Keira Knightley and Matthew Macfadyen starred in the big screen adaptation of Austen's novel in 2005
tvStar says studios are forcing actors to get buff for period roles
News
Prince William and his wife Catherine, Duchess of Cambridge show their newly-born daughter, their second child, to the media outside the Lindo Wing at St Mary's Hospital in central London, on 2 May 2015.
news
Have you tried new the Independent Digital Edition apps?
ebooks
ebooksA celebration of British elections
  • Get to the point
Latest stories from i100
Have you tried new the Independent Digital Edition apps?
Independent Dating
and  

By clicking 'Search' you
are agreeing to our
Terms of Use.

iJobs Job Widget
iJobs General

Ashdown Group: Trainee Consultant - Surrey/ South West London

£22000 per annum + pension,bonus,career progression: Ashdown Group: An establi...

Ashdown Group: Trainee Consultant - Surrey / South West London

£22000 per annum + pension,bonus,career progression: Ashdown Group: An establi...

Ashdown Group: Recruitment Consultant / Account Manager - Surrey / SW London

£40000 per annum + realistic targets: Ashdown Group: A thriving recruitment co...

Ashdown Group: Part-time Payroll Officer - Yorkshire - Professional Services

£25000 per annum: Ashdown Group: A successful professional services firm is lo...

Day In a Page

Fishing for votes with Nigel Farage: The Ukip leader shows how he can work an audience as he casts his line to the disaffected of Grimsby

Fishing is on Nigel Farage's mind

Ukip leader casts a line to the disaffected
Who is bombing whom in the Middle East? It's amazing they don't all hit each other

Who is bombing whom in the Middle East?

Robert Fisk untangles the countries and factions
China's influence on fashion: At the top of the game both creatively and commercially

China's influence on fashion

At the top of the game both creatively and commercially
Lord O’Donnell: Former cabinet secretary on the election and life away from the levers of power

The man known as GOD has a reputation for getting the job done
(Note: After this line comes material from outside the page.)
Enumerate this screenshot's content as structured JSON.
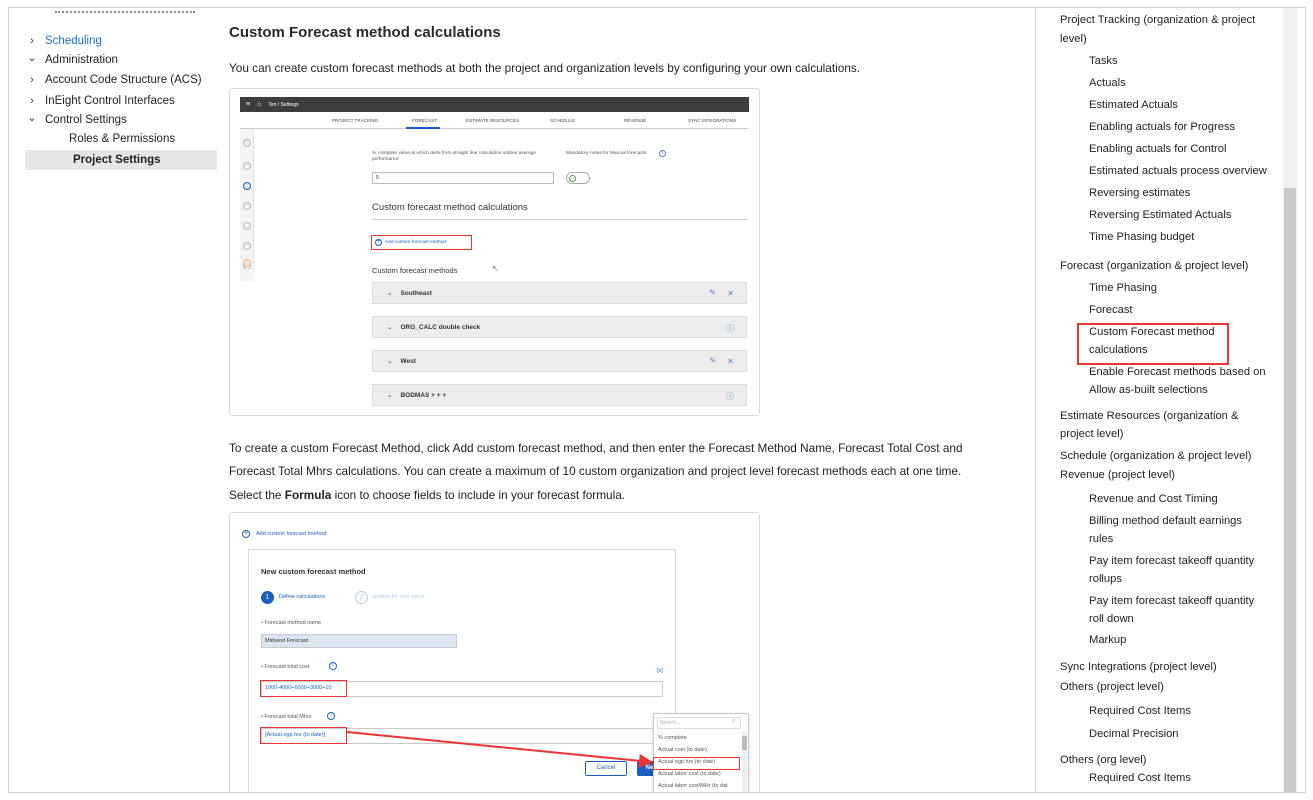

Lord O'Donnell's three principles of rule
Rainbow shades: It's all bright on the night

Rainbow shades

It's all bright on the night
'It was first time I had ever tasted chocolate. I kept a piece, and when Amsterdam was liberated, I gave it to the first Allied soldier I saw'

Bread from heaven
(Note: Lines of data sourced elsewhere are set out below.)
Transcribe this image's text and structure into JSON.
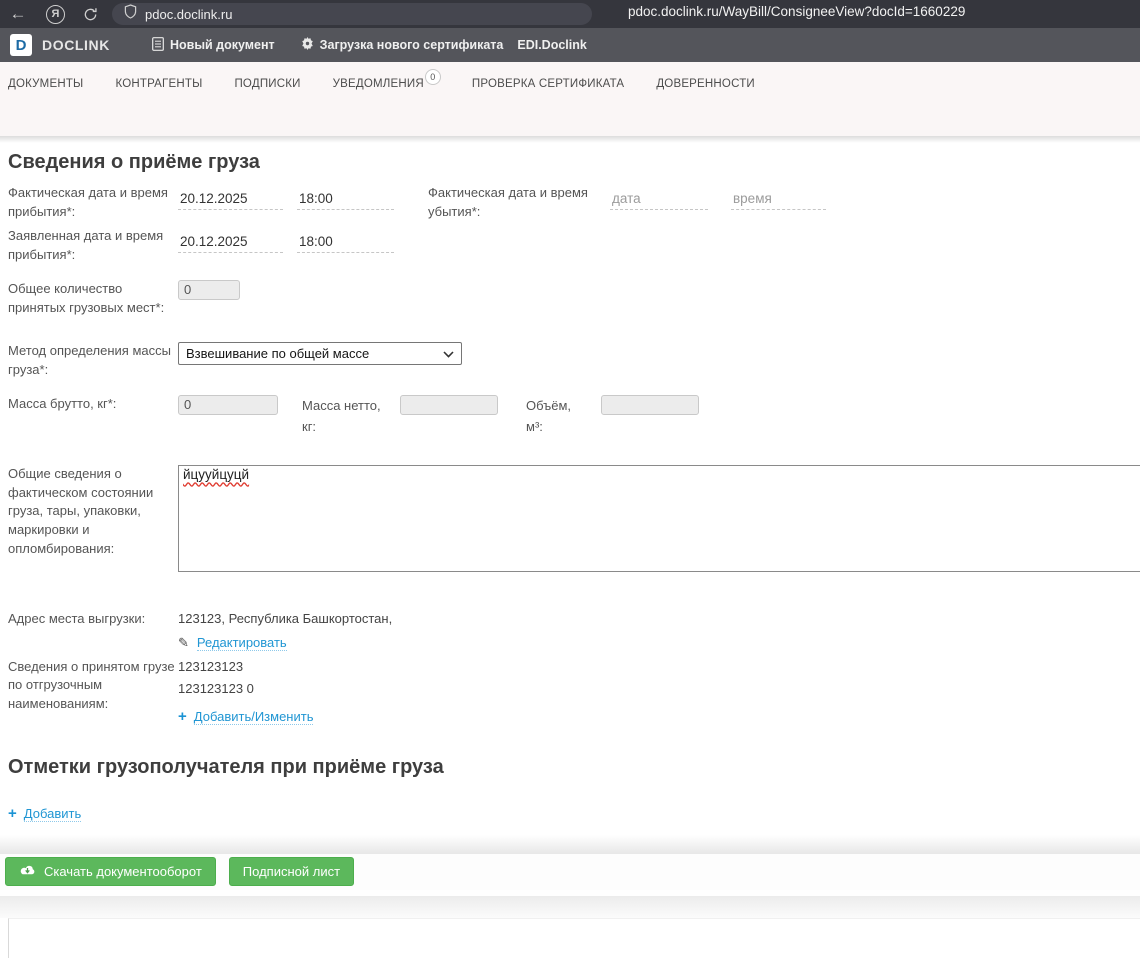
{
  "browser": {
    "url_domain": "pdoc.doclink.ru",
    "url_full": "pdoc.doclink.ru/WayBill/ConsigneeView?docId=1660229"
  },
  "header": {
    "brand": "DOCLINK",
    "logo_letter": "D",
    "menu": [
      {
        "label": "Новый документ"
      },
      {
        "label": "Загрузка нового сертификата"
      },
      {
        "label": "EDI.Doclink"
      }
    ]
  },
  "nav": {
    "tabs": [
      "ДОКУМЕНТЫ",
      "КОНТРАГЕНТЫ",
      "ПОДПИСКИ",
      "УВЕДОМЛЕНИЯ",
      "ПРОВЕРКА СЕРТИФИКАТА",
      "ДОВЕРЕННОСТИ"
    ],
    "notifications_badge": "0"
  },
  "cargo_section": {
    "title": "Сведения о приёме груза",
    "arrival_actual": {
      "label": "Фактическая дата и время прибытия*:",
      "date": "20.12.2025",
      "time": "18:00"
    },
    "departure_actual": {
      "label": "Фактическая дата и время убытия*:",
      "date_placeholder": "дата",
      "time_placeholder": "время"
    },
    "arrival_declared": {
      "label": "Заявленная дата и время прибытия*:",
      "date": "20.12.2025",
      "time": "18:00"
    },
    "total_places": {
      "label": "Общее количество принятых грузовых мест*:",
      "value": "0"
    },
    "mass_method": {
      "label": "Метод определения массы груза*:",
      "selected": "Взвешивание по общей массе"
    },
    "gross_mass": {
      "label": "Масса брутто, кг*:",
      "value": "0"
    },
    "net_mass": {
      "label": "Масса нетто, кг:",
      "value": ""
    },
    "volume": {
      "label": "Объём, м³:",
      "value": ""
    },
    "condition": {
      "label": "Общие сведения о фактическом состоянии груза, тары, упаковки, маркировки и опломбирования:",
      "value": "йцууйцуцй"
    },
    "unload_address": {
      "label": "Адрес места выгрузки:",
      "value": "123123, Республика Башкортостан,",
      "edit_link": "Редактировать"
    },
    "accepted_cargo": {
      "label": "Сведения о принятом грузе по отгрузочным наименованиям:",
      "lines": [
        "123123123",
        "123123123 0"
      ],
      "link": "Добавить/Изменить"
    }
  },
  "marks_section": {
    "title": "Отметки грузополучателя при приёме груза",
    "add_link": "Добавить"
  },
  "footer": {
    "buttons": [
      {
        "label": "Скачать документооборот"
      },
      {
        "label": "Подписной лист"
      }
    ]
  },
  "colors": {
    "link_blue": "#2196d3",
    "button_green": "#5cb85c",
    "header_gray": "#54555b",
    "browser_dark": "#35363d"
  }
}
Dutch survivors thank RAF for World War II drop that saved millions
Britain will be 'run for the wealthy and powerful' if Tories retain power - Labour

How 'the Axe' helped Labour

UK will be 'run for the wealthy and powerful' if Tories retain power
Rare and exclusive video shows the horrific price paid by activists for challenging the rule of jihadist extremists in Syria

The price to be paid for challenging the rule of extremists

A revolution now 'consuming its own children'
Welcome to the world of Megagames

Welcome to the world of Megagames

300 players take part in Watch the Skies! board game in London
'Nymphomaniac' actress reveals what it was really like to star in one of the most explicit films ever

Charlotte Gainsbourg on 'Nymphomaniac'

Starring in one of the most explicit films ever
Robert Fisk in Abu Dhabi: The Emirates' out-of-sight migrant workers helping to build the dream projects of its rulers

Robert Fisk in Abu Dhabi

The Emirates' out-of-sight migrant workers helping to build the dream projects of its rulers
Vince Cable interview: Charging fees for employment tribunals was 'a very bad move'

Vince Cable exclusive interview

Charging fees for employment tribunals was 'a very bad move'
Iwan Rheon interview: Game of Thrones star returns to his Welsh roots to record debut album

Iwan Rheon is returning to his Welsh roots

Rheon is best known for his role as the Bastard of Bolton. It's gruelling playing a sadistic torturer, he tells Craig McLean, but it hasn't stopped him recording an album of Welsh psychedelia
Morne Hardenberg interview: Cameraman for BBC's upcoming show Shark on filming the ocean's most dangerous predator

It's time for my close-up

Meet the man who films great whites for a living
Increasing numbers of homeless people in America keep their mobile phones on the streets

Homeless people keep mobile phones

A homeless person with a smartphone is a common sight in the US. And that's creating a network where the 'hobo' community can share information - and fight stigma - like never before